|Introduction | Panasonic Lumix DMC-GH3 sensor performance | Panasonic Lumix DMC GH3 versus competition | Conclusion|
Hybrid is a word used both positively and negatively, quite appropriate for the photographic industry. The Panasonic Lumix DMC-GH3 wears this badge: "Hybrid", a mix of system and compact. It has a range of lenses spanning 7mm to 300mm (equivalent to 14mm up to 600mm in full frame 35mm) and a body that is not much bigger than a compact camera. Should it wear it with pride? Yes, it should…
The Panasonic Lumix DMC-GH3 is a small 4:3 camera, weighing in at 544g when fitted with its “default” lens, the Lumix G Vario 14/42mm f3.5-5.6 Aspherical. The 4:3 sensor gives the equivalent focal length for full frame 35mm exactly double. This particular 4:3 sensor is 16 MPix.
The GH3 has all that you would expect from a camera aimed at the serious enthusiast, plus a few unusual extras like 3D capture if you buy the interchangeable H-FT012E 12mm 3D lens. Images can be recorded as jpeg or RAW, Single capture or bursts of up to 20 frames per second (depending on the resolution set). There is no Image stabilization built into the camera but many of the lenses, including the 14/42 are equipped with IS. The monitor screen is not massively high resolution at 614K but it is fully articulated and touch sensitive, allowing for features like touch AF which lets you to choose the focus point on the screen by simply touching it.
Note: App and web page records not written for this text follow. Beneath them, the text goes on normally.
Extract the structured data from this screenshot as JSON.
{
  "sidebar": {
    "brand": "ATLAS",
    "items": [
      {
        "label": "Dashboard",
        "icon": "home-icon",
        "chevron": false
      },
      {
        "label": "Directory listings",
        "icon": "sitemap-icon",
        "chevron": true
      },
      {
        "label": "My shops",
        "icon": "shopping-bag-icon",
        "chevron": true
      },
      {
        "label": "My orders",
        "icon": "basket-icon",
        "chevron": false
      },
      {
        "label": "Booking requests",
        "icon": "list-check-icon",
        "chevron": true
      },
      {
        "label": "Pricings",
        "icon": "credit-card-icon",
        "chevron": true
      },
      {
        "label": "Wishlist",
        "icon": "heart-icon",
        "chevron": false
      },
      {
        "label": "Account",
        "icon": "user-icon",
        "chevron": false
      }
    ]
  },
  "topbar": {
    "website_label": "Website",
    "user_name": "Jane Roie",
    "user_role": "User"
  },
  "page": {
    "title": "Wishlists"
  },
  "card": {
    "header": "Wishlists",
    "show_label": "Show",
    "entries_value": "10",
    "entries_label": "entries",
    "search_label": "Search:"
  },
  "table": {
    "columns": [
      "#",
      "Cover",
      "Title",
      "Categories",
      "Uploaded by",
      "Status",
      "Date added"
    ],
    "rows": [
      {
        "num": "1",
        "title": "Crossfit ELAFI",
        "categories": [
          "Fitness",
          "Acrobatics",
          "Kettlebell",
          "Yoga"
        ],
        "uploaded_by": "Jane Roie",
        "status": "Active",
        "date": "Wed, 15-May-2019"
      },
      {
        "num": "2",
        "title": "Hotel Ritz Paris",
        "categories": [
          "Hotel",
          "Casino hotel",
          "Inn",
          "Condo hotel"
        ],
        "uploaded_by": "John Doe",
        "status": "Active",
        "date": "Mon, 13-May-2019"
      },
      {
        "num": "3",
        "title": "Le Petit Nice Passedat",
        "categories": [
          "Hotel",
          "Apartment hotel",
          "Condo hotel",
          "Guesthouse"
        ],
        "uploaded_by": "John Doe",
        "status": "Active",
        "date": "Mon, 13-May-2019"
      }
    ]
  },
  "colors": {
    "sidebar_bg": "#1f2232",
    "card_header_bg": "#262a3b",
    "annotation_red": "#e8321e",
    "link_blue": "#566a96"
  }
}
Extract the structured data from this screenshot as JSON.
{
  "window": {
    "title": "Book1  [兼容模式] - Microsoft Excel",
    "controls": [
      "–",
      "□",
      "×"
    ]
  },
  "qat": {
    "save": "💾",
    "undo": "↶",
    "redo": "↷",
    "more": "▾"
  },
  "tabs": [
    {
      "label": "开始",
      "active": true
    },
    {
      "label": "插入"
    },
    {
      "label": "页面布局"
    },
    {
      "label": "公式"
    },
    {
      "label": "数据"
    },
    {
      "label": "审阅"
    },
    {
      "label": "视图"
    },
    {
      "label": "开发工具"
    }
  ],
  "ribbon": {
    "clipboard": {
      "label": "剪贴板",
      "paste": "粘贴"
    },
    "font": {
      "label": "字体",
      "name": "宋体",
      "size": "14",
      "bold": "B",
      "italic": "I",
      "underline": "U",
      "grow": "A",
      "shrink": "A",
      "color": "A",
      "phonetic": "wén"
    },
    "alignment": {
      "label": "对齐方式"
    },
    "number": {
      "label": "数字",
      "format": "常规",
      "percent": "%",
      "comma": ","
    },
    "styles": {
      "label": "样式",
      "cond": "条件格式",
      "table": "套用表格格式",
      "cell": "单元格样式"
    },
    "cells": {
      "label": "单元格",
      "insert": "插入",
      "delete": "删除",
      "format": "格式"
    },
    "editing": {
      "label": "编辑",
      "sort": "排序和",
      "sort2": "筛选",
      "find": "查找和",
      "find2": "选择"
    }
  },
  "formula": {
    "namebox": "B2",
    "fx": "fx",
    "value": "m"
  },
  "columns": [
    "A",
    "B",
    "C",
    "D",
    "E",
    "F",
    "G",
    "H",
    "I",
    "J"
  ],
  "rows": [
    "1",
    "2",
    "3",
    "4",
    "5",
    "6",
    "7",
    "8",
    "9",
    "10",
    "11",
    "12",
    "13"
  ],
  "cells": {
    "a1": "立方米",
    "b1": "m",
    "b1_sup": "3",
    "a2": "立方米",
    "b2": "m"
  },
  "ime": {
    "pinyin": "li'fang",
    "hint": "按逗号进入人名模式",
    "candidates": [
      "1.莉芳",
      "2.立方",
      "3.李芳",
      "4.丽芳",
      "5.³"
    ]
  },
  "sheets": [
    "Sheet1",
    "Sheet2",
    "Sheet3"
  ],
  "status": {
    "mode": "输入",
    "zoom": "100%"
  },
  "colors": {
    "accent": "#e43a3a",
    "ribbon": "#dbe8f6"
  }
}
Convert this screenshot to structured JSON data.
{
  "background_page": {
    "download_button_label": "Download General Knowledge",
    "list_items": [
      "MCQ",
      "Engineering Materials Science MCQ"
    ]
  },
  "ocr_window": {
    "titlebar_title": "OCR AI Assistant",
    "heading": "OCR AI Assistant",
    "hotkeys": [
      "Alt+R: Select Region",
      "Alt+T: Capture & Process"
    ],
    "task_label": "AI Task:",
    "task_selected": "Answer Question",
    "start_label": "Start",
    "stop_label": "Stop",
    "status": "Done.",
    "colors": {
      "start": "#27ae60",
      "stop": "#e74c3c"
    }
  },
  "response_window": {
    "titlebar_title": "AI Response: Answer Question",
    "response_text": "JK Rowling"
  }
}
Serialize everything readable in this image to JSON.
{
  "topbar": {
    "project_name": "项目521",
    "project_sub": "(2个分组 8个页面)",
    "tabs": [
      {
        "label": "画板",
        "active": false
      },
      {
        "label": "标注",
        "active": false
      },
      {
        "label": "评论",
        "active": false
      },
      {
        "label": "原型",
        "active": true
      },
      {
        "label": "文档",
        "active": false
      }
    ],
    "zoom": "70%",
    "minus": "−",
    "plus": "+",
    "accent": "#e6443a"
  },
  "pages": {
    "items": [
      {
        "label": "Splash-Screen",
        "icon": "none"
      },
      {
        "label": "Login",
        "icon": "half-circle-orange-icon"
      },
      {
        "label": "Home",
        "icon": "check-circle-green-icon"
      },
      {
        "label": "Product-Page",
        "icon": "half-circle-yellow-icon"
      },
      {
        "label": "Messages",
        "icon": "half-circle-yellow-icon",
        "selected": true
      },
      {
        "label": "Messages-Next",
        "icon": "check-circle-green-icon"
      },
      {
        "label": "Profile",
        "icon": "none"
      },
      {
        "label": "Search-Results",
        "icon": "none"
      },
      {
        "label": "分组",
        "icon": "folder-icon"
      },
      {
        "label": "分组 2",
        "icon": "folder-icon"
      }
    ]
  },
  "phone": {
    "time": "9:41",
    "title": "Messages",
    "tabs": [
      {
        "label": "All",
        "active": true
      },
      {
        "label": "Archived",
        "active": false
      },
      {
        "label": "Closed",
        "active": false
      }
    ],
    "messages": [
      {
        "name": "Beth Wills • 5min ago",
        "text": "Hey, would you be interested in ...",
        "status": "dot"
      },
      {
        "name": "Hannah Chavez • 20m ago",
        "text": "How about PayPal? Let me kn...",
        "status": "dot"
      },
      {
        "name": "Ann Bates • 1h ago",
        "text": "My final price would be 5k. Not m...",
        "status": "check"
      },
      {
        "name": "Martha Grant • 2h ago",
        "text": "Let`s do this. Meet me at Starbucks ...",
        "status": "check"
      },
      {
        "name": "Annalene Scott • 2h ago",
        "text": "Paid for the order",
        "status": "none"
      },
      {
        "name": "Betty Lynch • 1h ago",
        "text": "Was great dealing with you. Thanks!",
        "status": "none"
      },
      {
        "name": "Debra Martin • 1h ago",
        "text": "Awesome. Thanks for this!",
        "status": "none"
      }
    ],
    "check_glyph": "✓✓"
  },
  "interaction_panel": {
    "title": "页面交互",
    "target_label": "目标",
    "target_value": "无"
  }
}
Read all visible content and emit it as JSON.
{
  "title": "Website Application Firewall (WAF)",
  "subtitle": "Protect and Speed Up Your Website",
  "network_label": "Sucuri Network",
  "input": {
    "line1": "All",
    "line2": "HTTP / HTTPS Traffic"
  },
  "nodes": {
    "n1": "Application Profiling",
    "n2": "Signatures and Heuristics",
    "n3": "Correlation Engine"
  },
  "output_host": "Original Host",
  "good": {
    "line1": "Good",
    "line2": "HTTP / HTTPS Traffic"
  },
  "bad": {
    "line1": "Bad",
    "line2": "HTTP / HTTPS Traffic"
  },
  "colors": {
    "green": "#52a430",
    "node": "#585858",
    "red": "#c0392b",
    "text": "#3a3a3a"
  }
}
The styling is like a small SLR camera, but the view through the viewfinder is of a 1.4Mpix equivalent monitor, so like other hybrid cameras, there is no mirror to be flipped out of the way between viewing and capture. The video capture is full HD: 1080p and with the wide range of lenses available this makes for quite a versatile camera. The lenses are Micro 4:3 mount, so there are Panasonic’s own lenses and offerings from a host of other makers across a wide range of budgets.